On the cliffs of Praia da Rocha in Portimão, is this large Victorian style villa. It was built in the 19th century by the Magalhães Barros family. The daughter married a Spanish canner (whose factory is now the current Museum of Portimão). The woman, at an elderly age, died in the villa. It was later leased to a cousin, Henry Bivar de Vasconcelos, who turned the house into a hotel around 1930. Staff and guests of the hotel reported footsteps, moans and cries. Hotel Bela Vista has recently been renovated and re-opend as a 5-star boutique hotel restaurant and spa.
In 1875, lawyer and Deputy Mayor of Loulé, Marçal Paheco, purchased the land of Fonte da Pipa in order to build a palace similar to those he had seen on his European travels. The architect is the same one who designed the Loulé Municipal Market. Quinta da Fonte da Pipa has its own share of ghost stories, ghosts and strange sounds. It is possible there is nothing material to these stories, but rather fictitious accounts devised to keep unwanted people away from the property. Yet, others maintain paranormal activity could be a result of numerous victims of the pneumonia epidemic of 1916-18 who are purported to be buried on the grounds.
Early in the 20th century, poet, naturalist and romantic John Pike built a lovely home in Olhão. However, shortly after inhabiting the home, a tragic accident took place. His elderly mother, who suffered from senility, dropped his young son from a window to his death. Dr. Pike then decided to design, build and relocate to a new home closer to the sea (Quinta de Marim, which is now the Environmental Education Center of the Ria Formosa). Many people have tried to inhabit the Chalet, but at night they hear a child crying and sounds similar to objects being dragged across the floor.

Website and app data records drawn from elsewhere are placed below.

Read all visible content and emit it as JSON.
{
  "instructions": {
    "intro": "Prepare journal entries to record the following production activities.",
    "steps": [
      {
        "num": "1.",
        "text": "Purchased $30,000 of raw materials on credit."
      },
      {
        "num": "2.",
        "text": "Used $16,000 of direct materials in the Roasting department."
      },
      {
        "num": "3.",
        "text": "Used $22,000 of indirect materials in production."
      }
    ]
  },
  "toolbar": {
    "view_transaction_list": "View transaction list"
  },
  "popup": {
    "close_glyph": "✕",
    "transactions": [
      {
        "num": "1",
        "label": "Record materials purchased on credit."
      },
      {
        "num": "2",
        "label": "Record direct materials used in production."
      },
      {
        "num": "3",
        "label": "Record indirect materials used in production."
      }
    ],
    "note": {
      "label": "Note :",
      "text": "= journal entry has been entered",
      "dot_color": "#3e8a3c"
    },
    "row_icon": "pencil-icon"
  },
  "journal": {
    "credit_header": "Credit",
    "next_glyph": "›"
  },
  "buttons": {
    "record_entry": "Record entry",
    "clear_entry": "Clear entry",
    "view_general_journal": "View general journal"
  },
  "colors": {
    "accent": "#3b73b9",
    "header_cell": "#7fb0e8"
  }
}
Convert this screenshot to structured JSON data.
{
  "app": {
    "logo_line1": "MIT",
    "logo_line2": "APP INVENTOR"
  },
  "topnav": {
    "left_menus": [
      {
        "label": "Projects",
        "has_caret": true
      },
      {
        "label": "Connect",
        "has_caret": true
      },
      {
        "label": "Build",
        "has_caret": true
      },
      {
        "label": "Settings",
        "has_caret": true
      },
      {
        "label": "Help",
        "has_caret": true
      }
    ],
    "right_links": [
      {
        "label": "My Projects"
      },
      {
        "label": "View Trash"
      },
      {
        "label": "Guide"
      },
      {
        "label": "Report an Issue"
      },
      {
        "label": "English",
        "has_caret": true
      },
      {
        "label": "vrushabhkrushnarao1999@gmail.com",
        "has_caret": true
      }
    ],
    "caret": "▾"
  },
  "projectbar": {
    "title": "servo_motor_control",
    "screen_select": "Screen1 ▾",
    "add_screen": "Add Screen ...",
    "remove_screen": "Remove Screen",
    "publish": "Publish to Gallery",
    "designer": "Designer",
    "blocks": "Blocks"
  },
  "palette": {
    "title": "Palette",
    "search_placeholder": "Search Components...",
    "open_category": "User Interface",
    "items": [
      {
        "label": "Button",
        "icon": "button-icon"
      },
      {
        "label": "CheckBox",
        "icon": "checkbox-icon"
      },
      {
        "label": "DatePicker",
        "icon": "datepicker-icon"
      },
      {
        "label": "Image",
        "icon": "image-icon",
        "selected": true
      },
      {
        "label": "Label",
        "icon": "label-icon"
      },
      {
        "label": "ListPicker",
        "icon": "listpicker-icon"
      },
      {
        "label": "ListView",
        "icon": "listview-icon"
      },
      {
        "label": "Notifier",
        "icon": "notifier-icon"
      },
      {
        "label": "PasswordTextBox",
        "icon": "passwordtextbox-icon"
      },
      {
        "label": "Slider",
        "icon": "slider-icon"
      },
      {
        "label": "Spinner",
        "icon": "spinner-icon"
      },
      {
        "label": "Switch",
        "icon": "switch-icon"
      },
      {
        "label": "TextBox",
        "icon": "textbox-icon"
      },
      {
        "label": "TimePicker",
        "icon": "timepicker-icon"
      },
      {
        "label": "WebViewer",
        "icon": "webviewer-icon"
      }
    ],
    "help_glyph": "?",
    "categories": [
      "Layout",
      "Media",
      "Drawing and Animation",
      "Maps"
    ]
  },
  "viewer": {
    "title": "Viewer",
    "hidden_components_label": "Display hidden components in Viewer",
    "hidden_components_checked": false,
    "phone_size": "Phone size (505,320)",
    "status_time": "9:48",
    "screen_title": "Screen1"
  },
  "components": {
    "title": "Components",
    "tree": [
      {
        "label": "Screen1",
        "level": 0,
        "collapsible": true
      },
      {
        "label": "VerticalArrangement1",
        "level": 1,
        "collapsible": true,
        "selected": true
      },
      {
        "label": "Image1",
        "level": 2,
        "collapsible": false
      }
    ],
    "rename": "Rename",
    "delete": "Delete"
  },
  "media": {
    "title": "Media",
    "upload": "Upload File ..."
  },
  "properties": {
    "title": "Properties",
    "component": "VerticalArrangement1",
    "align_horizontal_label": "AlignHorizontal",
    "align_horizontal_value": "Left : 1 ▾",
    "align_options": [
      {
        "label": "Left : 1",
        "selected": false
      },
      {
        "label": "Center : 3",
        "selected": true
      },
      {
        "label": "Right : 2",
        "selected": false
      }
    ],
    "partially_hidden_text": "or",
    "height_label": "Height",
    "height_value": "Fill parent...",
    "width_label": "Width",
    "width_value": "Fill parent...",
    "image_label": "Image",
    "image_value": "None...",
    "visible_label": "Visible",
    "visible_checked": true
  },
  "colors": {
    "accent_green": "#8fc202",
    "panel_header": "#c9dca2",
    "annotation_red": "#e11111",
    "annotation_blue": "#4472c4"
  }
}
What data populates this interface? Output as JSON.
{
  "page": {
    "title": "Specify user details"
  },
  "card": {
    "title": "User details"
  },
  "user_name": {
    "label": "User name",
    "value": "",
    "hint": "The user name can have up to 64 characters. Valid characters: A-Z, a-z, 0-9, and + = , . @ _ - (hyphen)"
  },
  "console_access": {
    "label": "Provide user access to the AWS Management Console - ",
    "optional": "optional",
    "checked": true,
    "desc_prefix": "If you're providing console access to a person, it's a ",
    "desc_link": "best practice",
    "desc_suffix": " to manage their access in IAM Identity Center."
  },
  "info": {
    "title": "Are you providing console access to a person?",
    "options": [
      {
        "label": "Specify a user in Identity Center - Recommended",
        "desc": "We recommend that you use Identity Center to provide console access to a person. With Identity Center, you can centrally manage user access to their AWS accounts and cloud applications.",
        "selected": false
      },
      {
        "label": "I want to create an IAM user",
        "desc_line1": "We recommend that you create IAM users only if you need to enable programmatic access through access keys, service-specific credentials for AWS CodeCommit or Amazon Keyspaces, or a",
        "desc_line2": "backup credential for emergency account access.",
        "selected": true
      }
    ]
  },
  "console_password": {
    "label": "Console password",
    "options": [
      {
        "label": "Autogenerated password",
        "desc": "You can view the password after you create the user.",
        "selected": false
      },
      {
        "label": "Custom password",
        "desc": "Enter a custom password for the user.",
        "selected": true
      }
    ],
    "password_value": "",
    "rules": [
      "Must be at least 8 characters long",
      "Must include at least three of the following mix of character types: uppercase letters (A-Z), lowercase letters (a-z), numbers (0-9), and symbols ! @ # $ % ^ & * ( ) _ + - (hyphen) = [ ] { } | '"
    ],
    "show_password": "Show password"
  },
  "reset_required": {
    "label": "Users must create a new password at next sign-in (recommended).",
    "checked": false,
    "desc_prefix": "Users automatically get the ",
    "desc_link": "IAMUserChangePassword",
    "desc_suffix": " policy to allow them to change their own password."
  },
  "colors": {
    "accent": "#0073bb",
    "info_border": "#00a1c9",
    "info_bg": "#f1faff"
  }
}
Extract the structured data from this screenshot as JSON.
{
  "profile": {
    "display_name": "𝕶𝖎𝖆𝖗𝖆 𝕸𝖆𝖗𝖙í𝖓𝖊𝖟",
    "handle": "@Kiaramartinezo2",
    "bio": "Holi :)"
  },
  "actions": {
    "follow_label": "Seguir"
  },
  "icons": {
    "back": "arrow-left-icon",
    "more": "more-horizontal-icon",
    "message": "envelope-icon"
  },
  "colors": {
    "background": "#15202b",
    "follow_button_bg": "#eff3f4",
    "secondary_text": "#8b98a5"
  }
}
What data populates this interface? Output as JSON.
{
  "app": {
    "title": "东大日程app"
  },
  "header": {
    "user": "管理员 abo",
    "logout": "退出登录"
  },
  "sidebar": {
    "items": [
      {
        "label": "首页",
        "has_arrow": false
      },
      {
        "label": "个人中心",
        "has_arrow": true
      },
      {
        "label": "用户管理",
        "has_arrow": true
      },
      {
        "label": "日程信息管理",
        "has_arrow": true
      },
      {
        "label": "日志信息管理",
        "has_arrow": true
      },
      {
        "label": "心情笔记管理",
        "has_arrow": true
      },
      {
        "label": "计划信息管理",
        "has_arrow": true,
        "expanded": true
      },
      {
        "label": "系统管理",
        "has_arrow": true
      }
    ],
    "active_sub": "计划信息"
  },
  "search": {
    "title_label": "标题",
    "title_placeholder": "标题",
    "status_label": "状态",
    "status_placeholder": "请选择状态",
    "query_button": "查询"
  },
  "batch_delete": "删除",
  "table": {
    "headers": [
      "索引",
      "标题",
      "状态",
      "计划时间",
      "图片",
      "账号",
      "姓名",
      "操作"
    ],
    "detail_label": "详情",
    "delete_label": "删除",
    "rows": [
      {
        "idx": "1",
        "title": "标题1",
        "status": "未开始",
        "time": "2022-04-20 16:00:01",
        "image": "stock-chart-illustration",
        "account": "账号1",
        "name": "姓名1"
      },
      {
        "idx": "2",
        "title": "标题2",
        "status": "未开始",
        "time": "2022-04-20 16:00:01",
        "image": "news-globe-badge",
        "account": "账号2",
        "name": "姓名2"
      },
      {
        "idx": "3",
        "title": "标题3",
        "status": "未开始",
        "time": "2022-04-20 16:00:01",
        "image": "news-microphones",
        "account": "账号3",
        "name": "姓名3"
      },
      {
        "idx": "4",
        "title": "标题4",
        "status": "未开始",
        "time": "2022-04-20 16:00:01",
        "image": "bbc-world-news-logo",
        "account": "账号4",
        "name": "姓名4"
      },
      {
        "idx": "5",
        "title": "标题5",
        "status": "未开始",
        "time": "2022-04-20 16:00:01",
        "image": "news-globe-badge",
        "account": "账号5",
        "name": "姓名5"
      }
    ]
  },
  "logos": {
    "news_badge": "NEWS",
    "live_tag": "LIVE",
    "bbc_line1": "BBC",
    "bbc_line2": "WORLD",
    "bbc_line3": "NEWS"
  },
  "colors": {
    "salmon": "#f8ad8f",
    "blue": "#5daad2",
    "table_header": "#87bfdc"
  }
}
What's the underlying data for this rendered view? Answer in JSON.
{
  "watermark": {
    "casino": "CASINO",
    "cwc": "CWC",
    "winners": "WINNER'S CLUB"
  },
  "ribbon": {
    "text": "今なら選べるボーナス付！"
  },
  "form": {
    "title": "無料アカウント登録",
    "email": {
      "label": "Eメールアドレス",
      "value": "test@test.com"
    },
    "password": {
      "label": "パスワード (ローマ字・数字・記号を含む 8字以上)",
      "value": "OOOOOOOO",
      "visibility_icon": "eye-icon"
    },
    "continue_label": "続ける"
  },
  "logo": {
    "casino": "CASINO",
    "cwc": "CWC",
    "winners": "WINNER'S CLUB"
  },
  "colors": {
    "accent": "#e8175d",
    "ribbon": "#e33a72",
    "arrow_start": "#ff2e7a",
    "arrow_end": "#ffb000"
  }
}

Portugal Confidential utilized the following sites for researching data for this post. Click on these links for more information on Haunted Portugal.